Yet there is some extra compensation:
Once they’re in the program they never spend a night in a prison facility.
A few other men say they might try firefighting when they’re released, but most, citing the hot, hard work and long hours, say, “No way.”
Ghana will turn to the International Monetary Fund for help after the west African country’s currency plunged roughly 40 per cent this year against the dollar, making the cedi the worst performing currency in the world in 2014.
Nearly three years after the start of oil production, which was meant to further strengthen the country’s fiscal position, the public purse is looking empty. Ghana is battling a double-digit fiscal deficit after a 75 per cent increase in public salaries over two years. Inflation is rising rapidly as the cedi plunges.
Ghana ran a fiscal deficit equal to 10.1 per cent of gross domestic product in 2013. The government has promised to lower the deficit to 8.5 per cent this year, but observers believe it would struggled to reduce it below 10 per cent.
1. Walter Lippmann: Public Economist, by Craufurd D. Goodwin. An excellent study of the man who was probably the most influential economics columnist and commentator of his era, even though he is not usually remembered as such.
2. The Alliance: Managing Talent in the Networked Age, by Reid Hoffman, Ben Casnocha, and Chris Yeh. A popular book on how a lot of future jobs will be very short-term and how to deal with this world on a practical basis.
3. Jonathan Rottenberg, The Depths: The Evolutionary Origins of the Depression Epidemic. More intelligent and thoughtful than most other books in this area, this treatment stresses the (partial) cognitive advantages of having a tendency toward depression.
4. David Eimer, The Emperor Far Away: Travels at the Edge of China.
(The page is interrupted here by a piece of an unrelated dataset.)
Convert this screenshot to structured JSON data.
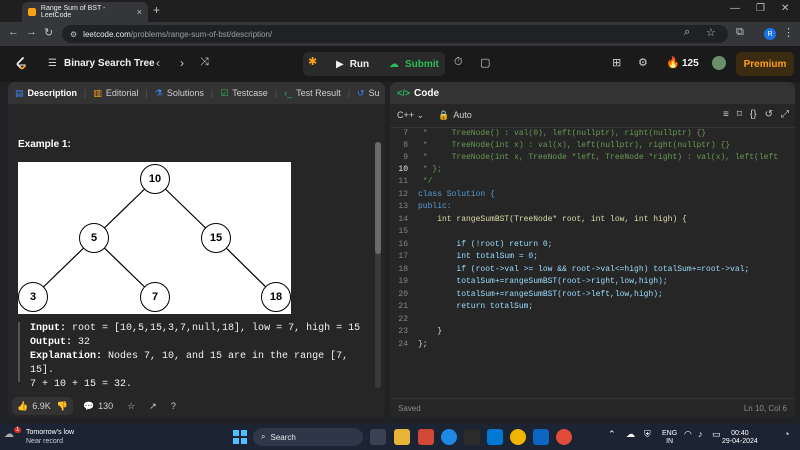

A look at China’s outermost regions and their ethnic minorities, an excellent perspective on The Middle Kingdom.
5. Steven Conn, Americans Against the City: Anti-Urbanism in the Twentieth Century. Good background for understanding today’s blue-red divide and the origins of progressivism.
6. Lawrence A. Cunningham, Berkshire Beyond Buffet: The Enduring Value of Values. Maybe the title doesn’t sound promising, but this is a substantive take on what actually goes on out there.
Arrived in my pile are:
6. Paul Know, editor, Atlas of Cities.
7. Dan DiSalvo, Government Against Itself: Public Union Power and Its Consequences.
8. Stephen L. Carter, Back Channel: A Novel.
Shares in Gazprom, a company that made $32bn in net income last year, trade at only 2.6 times forward earnings.
That is from FTAlphaville.